DHAKA – On March 26, when Bangladesh enforced its lockdown to stop the spread of coronavirus, Ranu Akter, a garment factory worker, was called by her employer and asked to resign.
“I saw five to six other workers like me waiting in the office room. We were all asked to sign a plain paper and leave the factory,” Ranu, 20, told EFE.
She received her March salary on April 20 but no assurance if she would be able to get her job back at the Global Merchant garment factory.
Masuda Akter Koli, 30, is also looking at an uncertain future.
“My husband is also now out of work due to coronavirus. We have a five-member family to support. We don’t know how we will do it now,” said Koli who worked at Interfab Shirts.
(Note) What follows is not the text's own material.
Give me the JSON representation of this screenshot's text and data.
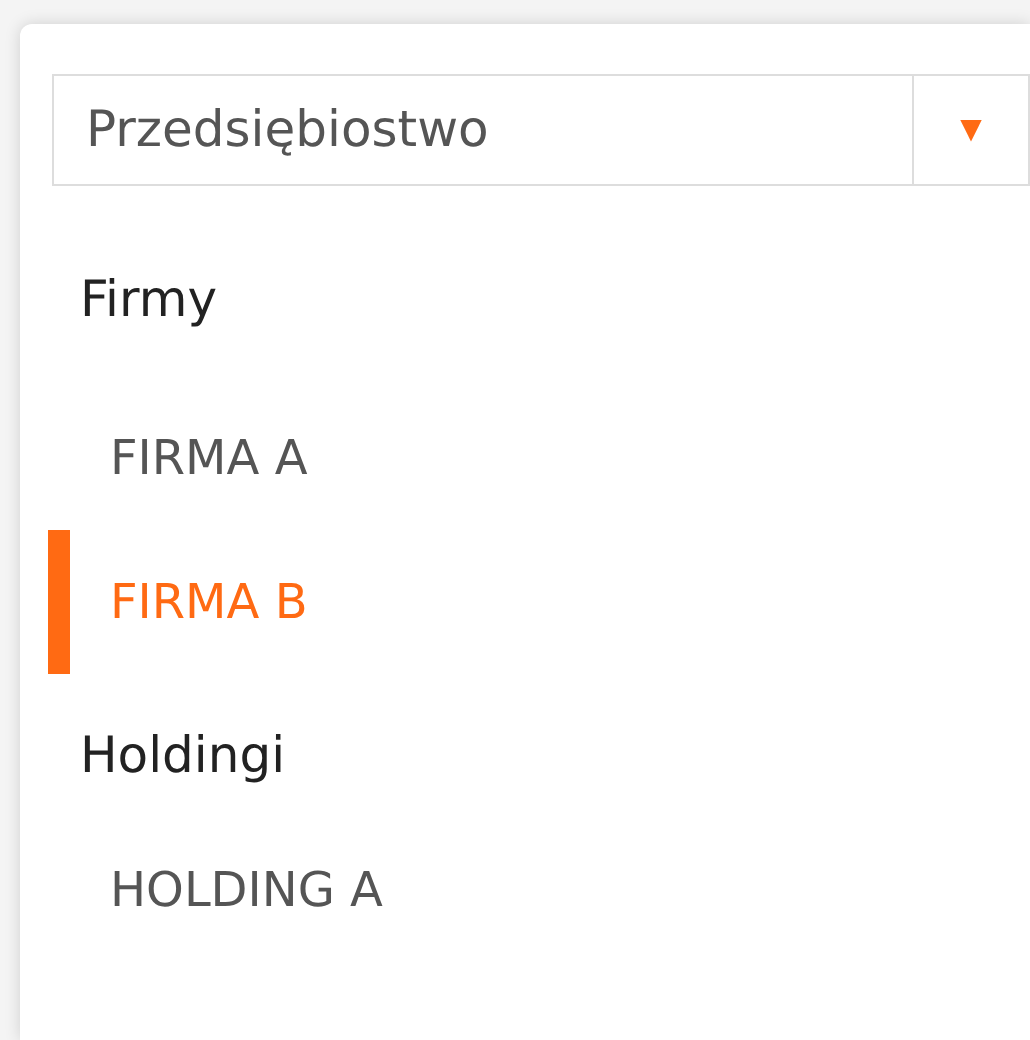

In early April, when the factory shut down, she found a notice on its gate saying workers who had been working for less than a year should not return when it reopens.
The notice has disappeared, but Koli’s job worries remain.
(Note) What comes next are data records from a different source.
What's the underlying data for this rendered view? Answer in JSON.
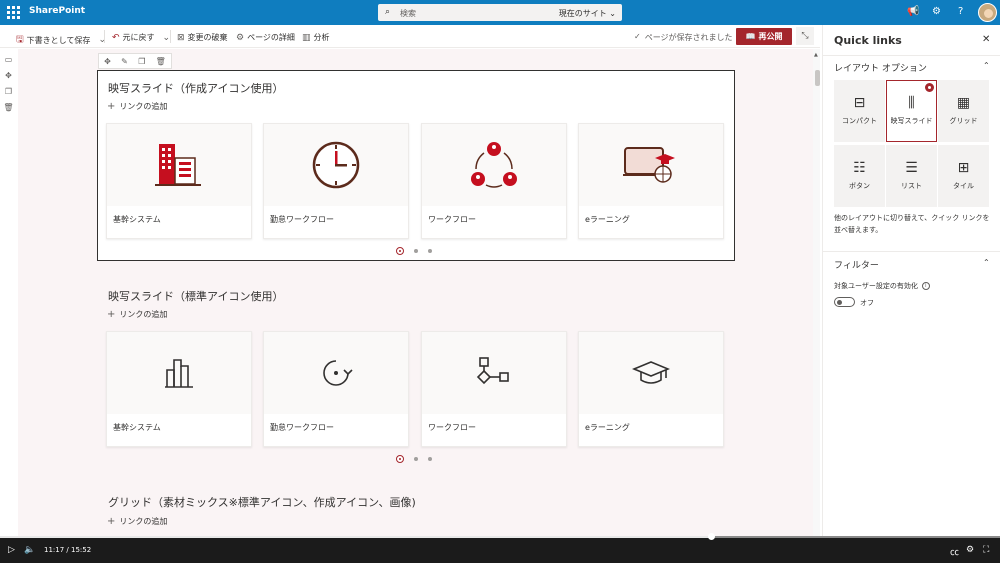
{
  "suite": {
    "app_name": "SharePoint",
    "search_placeholder": "検索",
    "search_scope": "現在のサイト"
  },
  "cmdbar": {
    "save_draft": "下書きとして保存",
    "undo": "元に戻す",
    "discard": "変更の破棄",
    "page_details": "ページの詳細",
    "analytics": "分析",
    "saved_status": "ページが保存されました",
    "republish": "再公開"
  },
  "sections": [
    {
      "title": "映写スライド（作成アイコン使用）",
      "add_link": "リンクの追加",
      "cards": [
        {
          "label": "基幹システム",
          "icon": "building-icon"
        },
        {
          "label": "勤怠ワークフロー",
          "icon": "clock-icon"
        },
        {
          "label": "ワークフロー",
          "icon": "people-cycle-icon"
        },
        {
          "label": "eラーニング",
          "icon": "elearning-icon"
        }
      ]
    },
    {
      "title": "映写スライド（標準アイコン使用）",
      "add_link": "リンクの追加",
      "cards": [
        {
          "label": "基幹システム",
          "icon": "city-icon"
        },
        {
          "label": "勤怠ワークフロー",
          "icon": "rotate-icon"
        },
        {
          "label": "ワークフロー",
          "icon": "flow-icon"
        },
        {
          "label": "eラーニング",
          "icon": "graduation-cap-icon"
        }
      ]
    },
    {
      "title": "グリッド（素材ミックス※標準アイコン、作成アイコン、画像)",
      "add_link": "リンクの追加"
    }
  ],
  "panel": {
    "title": "Quick links",
    "layout_heading": "レイアウト オプション",
    "layouts": [
      {
        "label": "コンパクト",
        "selected": false
      },
      {
        "label": "映写スライド",
        "selected": true
      },
      {
        "label": "グリッド",
        "selected": false
      },
      {
        "label": "ボタン",
        "selected": false
      },
      {
        "label": "リスト",
        "selected": false
      },
      {
        "label": "タイル",
        "selected": false
      }
    ],
    "layout_description": "他のレイアウトに切り替えて、クイック リンクを並べ替えます。",
    "filter_heading": "フィルター",
    "audience_label": "対象ユーザー設定の有効化",
    "toggle_state": "オフ"
  },
  "player": {
    "current_time": "11:17",
    "separator": "/",
    "total_time": "15:52",
    "progress": 0.711
  },
  "colors": {
    "suite": "#0f7dbf",
    "accent": "#a4262c"
  }
}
Millions of textile workers in Bangladesh are staring at layoffs as the pandemic has wreaked havoc on the global economy and brought supply chains to an almost grinding halt.
The lockdown has paralyzed Bangladesh’s crucial textile sector, which contributed nearly 84 percent of the country’s total exports in 2018-19 when it shipped products worth $34 billion.
As global demand for clothing, like all other non-essential products, has dried up, big fashion brands face accusations that they are ditching those who toil for them.
Trade leaders say thousands of workers have already lost their jobs due to the crisis.
Joly Talukder, general secretary at the Garment Workers’ Trade Union Center, said the 55 factories they monitor have retrenched around 25,000 permanent workers since March.
“We are afraid the situation is much graver. If we add the temporary workers or the workers who joined the job recently, we will see (that) nearly 40,000 workers have been sacked from these factories alone,” she said.
Labor rights activist Kalpona Akter said workers bore the brunt of the crisis as the “irresponsible behavior of owners and buyers” was pushing them to starvation.
“If this pandemic goes on for a few more months, buyers and owners will lose (…) a fraction of profit. But the workers will lose their livelihood,” said Akhter, executive director of the Bangladesh Center for Worker Solidarity.
However, Rubana Huq, the president of Bangladesh Garment Manufacturers and Exporters Association, argued that the consequences of the pandemic were no less grave for owners.
“As per the latest report, we have 1,149 factories reporting 981 million pieces worth $3.17 billion in export canceled or held up, affecting 2.27 million workers approximately. If we consider the factories that have not reported, the figures may reach a few folds higher,” she told EFE.
“Estimated bank liabilities of this industry currently stand at $1.96 billion, which have been incurred to procure raw materials for the confirmed orders that have been canceled recently.”
Huq said they were also experiencing delays in getting payments for shipped goods from buyers.
She said most of the buyers have deviated from the original sales contracts and were demanding a 20-50 percent discount. The average value addition in the industry is around 25 percent.
Prime Minister Sheikh Hasina announced on March 25 a $588 million stimulus package to pay the wages of the workers that came in the form of a bank loan at two percent interest, payable in 24 months.
Huq said there had not been much support from fashion brands as they were trying to avoid losses and had “distanced” themselves from suppliers “with exceptions of a few.”
More than half of the 316 Bangladesh suppliers surveyed by Penn State University’s Center for Global Workers’ Rights in March have had the bulk of their in-process, or already completed, production canceled since the pandemic.
The survey found that 72.1 percent of buyers have refused to pay for raw materials already purchased by suppliers, and 91.3 percent of buyers refused to pay for the cut-make-trim costs of suppliers.
At least a dozen multinationals, however, have honored their commitments to Bangladeshi manufacturers and workers despite the impact of the coronavirus pandemic, according to Worker Rights Consortium (WRC).
EFE confirmed that with some of the companies such as the Spanish Inditex, the Swedish H&M, and the British Marks and Spencer.
H&M spokesperson Katarina Hugo said they have honored their commitments “by taking delivery of already produced garments as well as goods in production if delivered within a reasonable time-frame.”
Inditex, the owner of Zara, said they were committed to supporting manufacturers and workers during the pandemic.
“We are fulfilling all our responsibilities to our suppliers by ensuring that all orders that have been produced or are currently in production are completely paid for according to the original payment terms,” a spokesperson for the Spanish company said.